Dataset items
+---+
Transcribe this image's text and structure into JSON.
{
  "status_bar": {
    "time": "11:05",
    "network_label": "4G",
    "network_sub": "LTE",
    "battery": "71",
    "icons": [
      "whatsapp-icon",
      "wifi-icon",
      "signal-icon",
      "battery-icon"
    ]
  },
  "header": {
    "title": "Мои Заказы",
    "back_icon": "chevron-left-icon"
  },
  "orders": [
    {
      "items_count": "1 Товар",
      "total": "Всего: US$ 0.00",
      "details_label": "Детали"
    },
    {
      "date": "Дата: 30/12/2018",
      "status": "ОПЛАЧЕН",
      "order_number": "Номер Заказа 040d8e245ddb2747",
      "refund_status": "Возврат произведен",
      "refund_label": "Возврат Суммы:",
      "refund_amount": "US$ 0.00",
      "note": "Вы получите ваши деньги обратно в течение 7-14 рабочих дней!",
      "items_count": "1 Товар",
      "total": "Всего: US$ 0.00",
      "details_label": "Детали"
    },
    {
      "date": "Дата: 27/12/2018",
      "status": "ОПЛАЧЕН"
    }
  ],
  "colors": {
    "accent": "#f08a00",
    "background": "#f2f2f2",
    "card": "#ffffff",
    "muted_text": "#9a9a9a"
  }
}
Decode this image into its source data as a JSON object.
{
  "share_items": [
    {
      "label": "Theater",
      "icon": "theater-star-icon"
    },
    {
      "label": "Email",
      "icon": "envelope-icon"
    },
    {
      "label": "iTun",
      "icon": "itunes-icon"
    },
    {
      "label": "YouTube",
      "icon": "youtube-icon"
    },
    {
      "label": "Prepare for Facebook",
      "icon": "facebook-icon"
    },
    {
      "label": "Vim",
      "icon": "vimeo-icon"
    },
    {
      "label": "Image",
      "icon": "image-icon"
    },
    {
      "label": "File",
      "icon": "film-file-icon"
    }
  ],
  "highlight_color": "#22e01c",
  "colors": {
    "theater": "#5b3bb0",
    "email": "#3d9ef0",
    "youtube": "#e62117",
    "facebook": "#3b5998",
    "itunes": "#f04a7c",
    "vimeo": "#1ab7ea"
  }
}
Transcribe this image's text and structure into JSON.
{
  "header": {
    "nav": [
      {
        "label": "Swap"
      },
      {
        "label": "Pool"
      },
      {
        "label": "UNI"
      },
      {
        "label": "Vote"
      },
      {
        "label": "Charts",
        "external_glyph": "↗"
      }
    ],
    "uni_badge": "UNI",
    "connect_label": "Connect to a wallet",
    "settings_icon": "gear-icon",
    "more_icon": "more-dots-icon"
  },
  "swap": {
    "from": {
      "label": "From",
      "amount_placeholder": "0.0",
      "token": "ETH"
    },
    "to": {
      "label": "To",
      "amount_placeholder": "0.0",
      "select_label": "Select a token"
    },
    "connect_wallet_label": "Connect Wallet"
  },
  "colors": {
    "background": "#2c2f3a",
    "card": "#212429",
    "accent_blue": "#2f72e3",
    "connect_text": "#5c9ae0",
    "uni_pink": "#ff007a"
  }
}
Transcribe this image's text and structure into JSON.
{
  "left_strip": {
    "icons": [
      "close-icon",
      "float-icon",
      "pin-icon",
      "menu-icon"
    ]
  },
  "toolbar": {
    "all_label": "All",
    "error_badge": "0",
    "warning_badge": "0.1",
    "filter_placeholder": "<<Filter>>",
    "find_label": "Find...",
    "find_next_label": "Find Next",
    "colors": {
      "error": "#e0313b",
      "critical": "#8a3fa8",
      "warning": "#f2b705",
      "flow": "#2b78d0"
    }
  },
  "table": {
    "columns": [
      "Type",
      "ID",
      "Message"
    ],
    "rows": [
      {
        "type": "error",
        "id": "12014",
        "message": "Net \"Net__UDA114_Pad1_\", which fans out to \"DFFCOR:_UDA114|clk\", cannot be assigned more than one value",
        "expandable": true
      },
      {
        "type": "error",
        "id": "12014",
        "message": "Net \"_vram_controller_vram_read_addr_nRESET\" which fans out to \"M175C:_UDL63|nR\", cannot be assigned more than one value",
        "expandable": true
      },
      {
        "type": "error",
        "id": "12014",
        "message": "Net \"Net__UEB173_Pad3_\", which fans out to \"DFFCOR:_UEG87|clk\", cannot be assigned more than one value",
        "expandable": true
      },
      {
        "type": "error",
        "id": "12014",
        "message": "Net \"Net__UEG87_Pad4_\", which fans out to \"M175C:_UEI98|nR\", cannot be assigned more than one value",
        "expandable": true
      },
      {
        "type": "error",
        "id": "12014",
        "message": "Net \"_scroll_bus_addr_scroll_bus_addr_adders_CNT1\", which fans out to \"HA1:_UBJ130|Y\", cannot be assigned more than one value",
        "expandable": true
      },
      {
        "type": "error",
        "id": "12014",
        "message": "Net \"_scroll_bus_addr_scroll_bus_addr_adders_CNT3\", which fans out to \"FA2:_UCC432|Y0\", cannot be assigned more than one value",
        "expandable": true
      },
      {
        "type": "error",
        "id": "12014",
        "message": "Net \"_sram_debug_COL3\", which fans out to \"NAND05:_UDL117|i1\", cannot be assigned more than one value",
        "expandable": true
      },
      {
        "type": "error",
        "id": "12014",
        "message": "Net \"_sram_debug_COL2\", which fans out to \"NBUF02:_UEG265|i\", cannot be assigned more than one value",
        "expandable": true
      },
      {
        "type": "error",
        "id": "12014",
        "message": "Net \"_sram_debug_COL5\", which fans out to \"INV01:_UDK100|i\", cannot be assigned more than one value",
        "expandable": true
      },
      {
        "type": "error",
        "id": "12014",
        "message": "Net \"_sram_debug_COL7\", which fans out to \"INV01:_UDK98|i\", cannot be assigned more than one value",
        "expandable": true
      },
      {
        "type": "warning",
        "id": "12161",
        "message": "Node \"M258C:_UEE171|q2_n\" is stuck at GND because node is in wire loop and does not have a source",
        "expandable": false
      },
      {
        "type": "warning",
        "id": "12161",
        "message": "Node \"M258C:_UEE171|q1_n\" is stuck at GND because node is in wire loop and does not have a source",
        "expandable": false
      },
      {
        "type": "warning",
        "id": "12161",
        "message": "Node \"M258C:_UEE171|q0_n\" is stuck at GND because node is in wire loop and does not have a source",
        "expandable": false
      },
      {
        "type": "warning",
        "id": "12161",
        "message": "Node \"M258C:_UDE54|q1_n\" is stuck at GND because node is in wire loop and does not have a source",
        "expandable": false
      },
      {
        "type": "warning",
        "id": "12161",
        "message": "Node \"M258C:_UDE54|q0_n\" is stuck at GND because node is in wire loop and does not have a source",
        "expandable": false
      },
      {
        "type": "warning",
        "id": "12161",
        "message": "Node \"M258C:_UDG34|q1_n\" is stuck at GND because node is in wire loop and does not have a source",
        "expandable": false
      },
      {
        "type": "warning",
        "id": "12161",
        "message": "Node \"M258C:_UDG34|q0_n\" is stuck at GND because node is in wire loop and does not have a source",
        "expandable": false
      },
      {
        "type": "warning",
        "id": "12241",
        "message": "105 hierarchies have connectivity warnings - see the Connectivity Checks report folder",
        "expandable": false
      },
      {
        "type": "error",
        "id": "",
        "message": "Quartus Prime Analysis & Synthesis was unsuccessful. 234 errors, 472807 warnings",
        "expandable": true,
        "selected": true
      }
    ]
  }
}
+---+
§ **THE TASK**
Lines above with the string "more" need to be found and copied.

§ **FINAL ANSWER**
    "more_icon": "more-dots-icon"
        "message": "Net \"Net__UDA114_Pad1_\", which fans out to \"DFFCOR:_UDA114|clk\", cannot be assigned more than one value",
        "message": "Net \"_vram_controller_vram_read_addr_nRESET\" which fans out to \"M175C:_UDL63|nR\", cannot be assigned more than one value",
        "message": "Net \"Net__UEB173_Pad3_\", which fans out to \"DFFCOR:_UEG87|clk\", cannot be assigned more than one value",
        "message": "Net \"Net__UEG87_Pad4_\", which fans out to \"M175C:_UEI98|nR\", cannot be assigned more than one value",
        "message": "Net \"_scroll_bus_addr_scroll_bus_addr_adders_CNT1\", which fans out to \"HA1:_UBJ130|Y\", cannot be assigned more than one value",
        "message": "Net \"_scroll_bus_addr_scroll_bus_addr_adders_CNT3\", which fans out to \"FA2:_UCC432|Y0\", cannot be assigned more than one value",
        "message": "Net \"_sram_debug_COL3\", which fans out to \"NAND05:_UDL117|i1\", cannot be assigned more than one value",
        "message": "Net \"_sram_debug_COL2\", which fans out to \"NBUF02:_UEG265|i\", cannot be assigned more than one value",
        "message": "Net \"_sram_debug_COL5\", which fans out to \"INV01:_UDK100|i\", cannot be assigned more than one value",
        "message": "Net \"_sram_debug_COL7\", which fans out to \"INV01:_UDK98|i\", cannot be assigned more than one value",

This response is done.